When working on the former McKeesport YMCA and Hilltop Community Health Center, despite the benefits of "outsulating", we were limited to insulating from the inside. The buildings' history, character, and detailing were important to their communities and leaving the exterior façade in tact was the most appropriate solution. We paid an energy penalty for thermal bridges and for air-tightness. We tested our brick and that was an additional financial expense. In the end, we were able to drastically reduce energy consumption and retain the building's original character.

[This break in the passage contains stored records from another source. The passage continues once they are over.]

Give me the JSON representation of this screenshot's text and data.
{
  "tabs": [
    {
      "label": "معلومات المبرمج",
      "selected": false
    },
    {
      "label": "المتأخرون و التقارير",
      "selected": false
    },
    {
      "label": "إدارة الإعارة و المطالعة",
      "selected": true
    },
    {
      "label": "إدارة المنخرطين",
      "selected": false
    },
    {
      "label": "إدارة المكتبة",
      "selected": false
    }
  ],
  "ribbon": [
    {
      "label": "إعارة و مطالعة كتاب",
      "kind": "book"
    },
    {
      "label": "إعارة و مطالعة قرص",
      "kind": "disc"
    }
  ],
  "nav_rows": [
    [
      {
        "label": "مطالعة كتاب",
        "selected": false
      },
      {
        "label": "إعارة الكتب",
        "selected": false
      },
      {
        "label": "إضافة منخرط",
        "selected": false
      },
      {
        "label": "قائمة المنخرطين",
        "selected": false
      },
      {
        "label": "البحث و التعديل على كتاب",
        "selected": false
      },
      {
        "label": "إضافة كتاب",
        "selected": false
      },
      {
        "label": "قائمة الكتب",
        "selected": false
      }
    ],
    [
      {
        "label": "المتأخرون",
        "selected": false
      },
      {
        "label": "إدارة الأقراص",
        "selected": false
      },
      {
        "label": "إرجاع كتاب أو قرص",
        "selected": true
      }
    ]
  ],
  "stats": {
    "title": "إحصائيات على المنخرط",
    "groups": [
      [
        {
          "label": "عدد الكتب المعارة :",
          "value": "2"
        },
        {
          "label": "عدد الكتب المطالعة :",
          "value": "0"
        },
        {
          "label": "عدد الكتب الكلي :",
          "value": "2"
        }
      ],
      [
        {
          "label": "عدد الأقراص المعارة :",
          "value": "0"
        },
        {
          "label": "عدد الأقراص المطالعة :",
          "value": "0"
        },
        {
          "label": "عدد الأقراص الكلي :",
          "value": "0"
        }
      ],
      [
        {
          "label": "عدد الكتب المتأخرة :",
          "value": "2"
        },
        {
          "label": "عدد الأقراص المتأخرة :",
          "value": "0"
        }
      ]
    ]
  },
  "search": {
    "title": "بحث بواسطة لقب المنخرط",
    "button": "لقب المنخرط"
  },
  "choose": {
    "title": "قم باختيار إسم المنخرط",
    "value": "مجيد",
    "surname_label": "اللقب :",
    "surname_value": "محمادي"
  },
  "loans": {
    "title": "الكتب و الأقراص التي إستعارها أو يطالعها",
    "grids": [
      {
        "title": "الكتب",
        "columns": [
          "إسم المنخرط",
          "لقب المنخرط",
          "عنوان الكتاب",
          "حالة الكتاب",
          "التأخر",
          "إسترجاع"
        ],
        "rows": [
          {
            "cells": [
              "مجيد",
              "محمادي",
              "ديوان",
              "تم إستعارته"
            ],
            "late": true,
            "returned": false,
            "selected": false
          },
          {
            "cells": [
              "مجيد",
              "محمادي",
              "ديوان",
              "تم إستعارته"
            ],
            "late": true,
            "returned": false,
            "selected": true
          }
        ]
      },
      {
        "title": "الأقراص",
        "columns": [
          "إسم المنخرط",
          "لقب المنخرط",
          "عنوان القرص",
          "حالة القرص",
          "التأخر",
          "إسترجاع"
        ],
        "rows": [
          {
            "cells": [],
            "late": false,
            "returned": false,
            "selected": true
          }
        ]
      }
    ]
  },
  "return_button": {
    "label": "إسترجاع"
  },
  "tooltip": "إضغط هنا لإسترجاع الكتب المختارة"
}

There are examples of buildings where the exterior façade is actually a detriment. Although we may loath putting a second skin over masonry because masonry skins equate with low maintenance, there are many buildings that can benefit aesthetically from the facelift that insulating from the outside mandates. Not every problem is solved using this method, there may be some lingering issues in the basement but the vast majority of thermal bridges and infiltration issues are handled thoroughly using this approach. Public housing that was developed in the 1960's comes to mind as a perfect type of building to use the out-sulation approach to reaching Passive House.
At the NAPHN conference Mark Elton [http://sustainablebydesign.co.uk/] presented several really interesting projects in the UK using this technique. The structures were public housing from what many call the "New Brutalist"period in architecture. Those buildings typically have a concrete structural frame that was expressed on the exterior and thermal bridges galore. Those buildings are frequently associated with the failed public housing policies of the sixties and have the same social stigma that they do in the US. In addition, their aesthetics are generally disliked. Elton covered the exterior with a new pre-fabricated wood cladding that sat on a new footer and was craned into place. Elton chose the pre-fab self-supporting exterior skin in wood because of wood's low carbon footprint. Windows were replaced as well as the heating system and all of this was accomplished while the building was occupied without doing a gut rehabilitation project.
At the end of the project the building was totally transformed and the impact of this on the neighborhood was really significant. This presentation changed the way I look at buildings of that era...they all look like candidates for Passive House retrofits to me now.
It also raises the question of when buildings are not good candidates for Passive House. Historic buildings with landmark status and interiors of extraordinary quality are simply not good candidates for the kind of retrofit that Passive House requires. Perhaps we will think about those buildings being served by on-site PV that covers parking areas as a way of mitigating their energy use.